Experts Examine Day's Aftermath

In the days, weeks and months after Sept. 11, Americans heard the refrain that their nation would never be the same.

While the Transportation Security Administration and legislation to create the Homeland Security Department are concrete signs of change, several national security and foreign policy experts say many immediate social changes stemming from the attacks are now fading.

Meanwhile, despite the new laws and new commitments to combat terrorism, many of the experts agree that the country needs to begin addressing the roots of the problem in order to effectively prevent future attacks.

Protecting the Targets

The most obvious, and likely the most permanent changes since Sept. 11, have come in the government’s work to combat terrorism.

Building security has been strengthened around the country—airport security is in the process of a complete make-over, and a new “shadow government” is in place to provide continuity in the case of a new attack.

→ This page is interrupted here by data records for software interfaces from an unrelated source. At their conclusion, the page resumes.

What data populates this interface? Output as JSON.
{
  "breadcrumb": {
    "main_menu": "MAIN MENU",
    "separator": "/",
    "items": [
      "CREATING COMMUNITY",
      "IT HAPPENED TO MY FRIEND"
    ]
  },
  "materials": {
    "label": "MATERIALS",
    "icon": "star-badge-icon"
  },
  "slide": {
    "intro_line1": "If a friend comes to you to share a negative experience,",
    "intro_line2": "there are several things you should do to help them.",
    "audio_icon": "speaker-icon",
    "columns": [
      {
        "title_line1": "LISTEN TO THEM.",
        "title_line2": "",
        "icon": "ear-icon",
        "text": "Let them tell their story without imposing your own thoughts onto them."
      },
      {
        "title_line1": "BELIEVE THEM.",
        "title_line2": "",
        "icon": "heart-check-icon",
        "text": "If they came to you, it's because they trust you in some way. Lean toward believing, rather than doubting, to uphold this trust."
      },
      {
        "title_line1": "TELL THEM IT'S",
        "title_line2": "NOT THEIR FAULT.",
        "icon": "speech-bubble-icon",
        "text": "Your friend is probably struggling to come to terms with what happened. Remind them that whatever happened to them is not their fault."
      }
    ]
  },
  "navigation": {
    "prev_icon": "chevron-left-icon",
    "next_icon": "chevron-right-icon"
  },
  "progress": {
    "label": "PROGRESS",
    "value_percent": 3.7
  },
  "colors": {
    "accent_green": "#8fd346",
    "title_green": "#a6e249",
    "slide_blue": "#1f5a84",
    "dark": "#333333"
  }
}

But Juliette Kayyem ’91, executive director of the Kennedy School of Government’s executive session on domestic preparedness, says that the initial response—harden and protect every target across the board—has gradually given way to a more nuanced approach to terrorism.

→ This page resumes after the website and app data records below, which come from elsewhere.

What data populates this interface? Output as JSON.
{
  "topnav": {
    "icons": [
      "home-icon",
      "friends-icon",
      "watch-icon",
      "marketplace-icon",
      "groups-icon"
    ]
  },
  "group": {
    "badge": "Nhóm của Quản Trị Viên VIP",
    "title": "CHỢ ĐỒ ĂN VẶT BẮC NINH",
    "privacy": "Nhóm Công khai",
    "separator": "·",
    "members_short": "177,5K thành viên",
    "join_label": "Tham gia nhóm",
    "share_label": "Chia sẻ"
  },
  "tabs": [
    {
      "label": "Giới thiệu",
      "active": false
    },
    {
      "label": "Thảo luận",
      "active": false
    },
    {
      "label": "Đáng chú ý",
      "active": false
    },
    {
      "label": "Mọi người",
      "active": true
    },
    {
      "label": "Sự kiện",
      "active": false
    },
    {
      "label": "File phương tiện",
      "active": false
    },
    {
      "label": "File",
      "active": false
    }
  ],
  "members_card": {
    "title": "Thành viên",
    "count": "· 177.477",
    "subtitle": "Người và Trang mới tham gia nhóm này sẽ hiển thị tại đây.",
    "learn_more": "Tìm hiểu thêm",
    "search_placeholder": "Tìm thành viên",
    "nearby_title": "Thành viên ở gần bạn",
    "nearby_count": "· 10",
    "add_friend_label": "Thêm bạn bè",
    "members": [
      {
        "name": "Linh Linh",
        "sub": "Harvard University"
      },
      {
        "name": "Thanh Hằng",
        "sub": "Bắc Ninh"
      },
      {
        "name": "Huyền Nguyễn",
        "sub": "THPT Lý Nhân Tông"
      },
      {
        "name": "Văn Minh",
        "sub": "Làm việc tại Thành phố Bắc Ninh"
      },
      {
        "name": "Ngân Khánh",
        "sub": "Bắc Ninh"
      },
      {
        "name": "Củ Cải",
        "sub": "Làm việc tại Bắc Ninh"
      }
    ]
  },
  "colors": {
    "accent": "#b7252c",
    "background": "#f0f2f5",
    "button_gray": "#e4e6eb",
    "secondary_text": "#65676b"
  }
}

“We have gone from tremendous unfocused activity—a sort of a Pavlovian response to Sept. 11—to a much more realistic assessment that not every city can be prepared all the time,” she says.

Kayyem says she expects that this reality will cause cities to specialize in different areas of anti-terrorism—biological attacks, for example—instead of setting the broad goal of fighting terrorism in general.

But while local authorities may develop their own areas of expertise, experts say governmental agencies must begin to work together.

The push for a department of homeland defense represents this blurring of lines between different agencies, according to John C. Reppert, executive director for the Belfer Center at the Kennedy School.

“We need to integrate various agencies for defense, and it’s not a concept we had before—all America’s wars were fought far away and we never had to physically defend ourselves,” he says. “This presented us with a very large first step.”

President of the World Peace Foundation and Lecturer in Public Policy Robert I. Rotberg says that the government should turn its attention in the future to consolidating its immigration information.

“We need to be more vigilant, particularly in the immigration area,” he says. “We need to get our computer systems between the FBI, the CIA, immigration and the Coast Guard interreadable.”

Reppert says he believes that the country now needs to examine the training and use of armed forces domestically as a prevention of future attacks, but that such action would require congressional legislation.

“This would develop more non-lethal capabilities, in which we could handle a [terrorist threat] without casualties,” he says.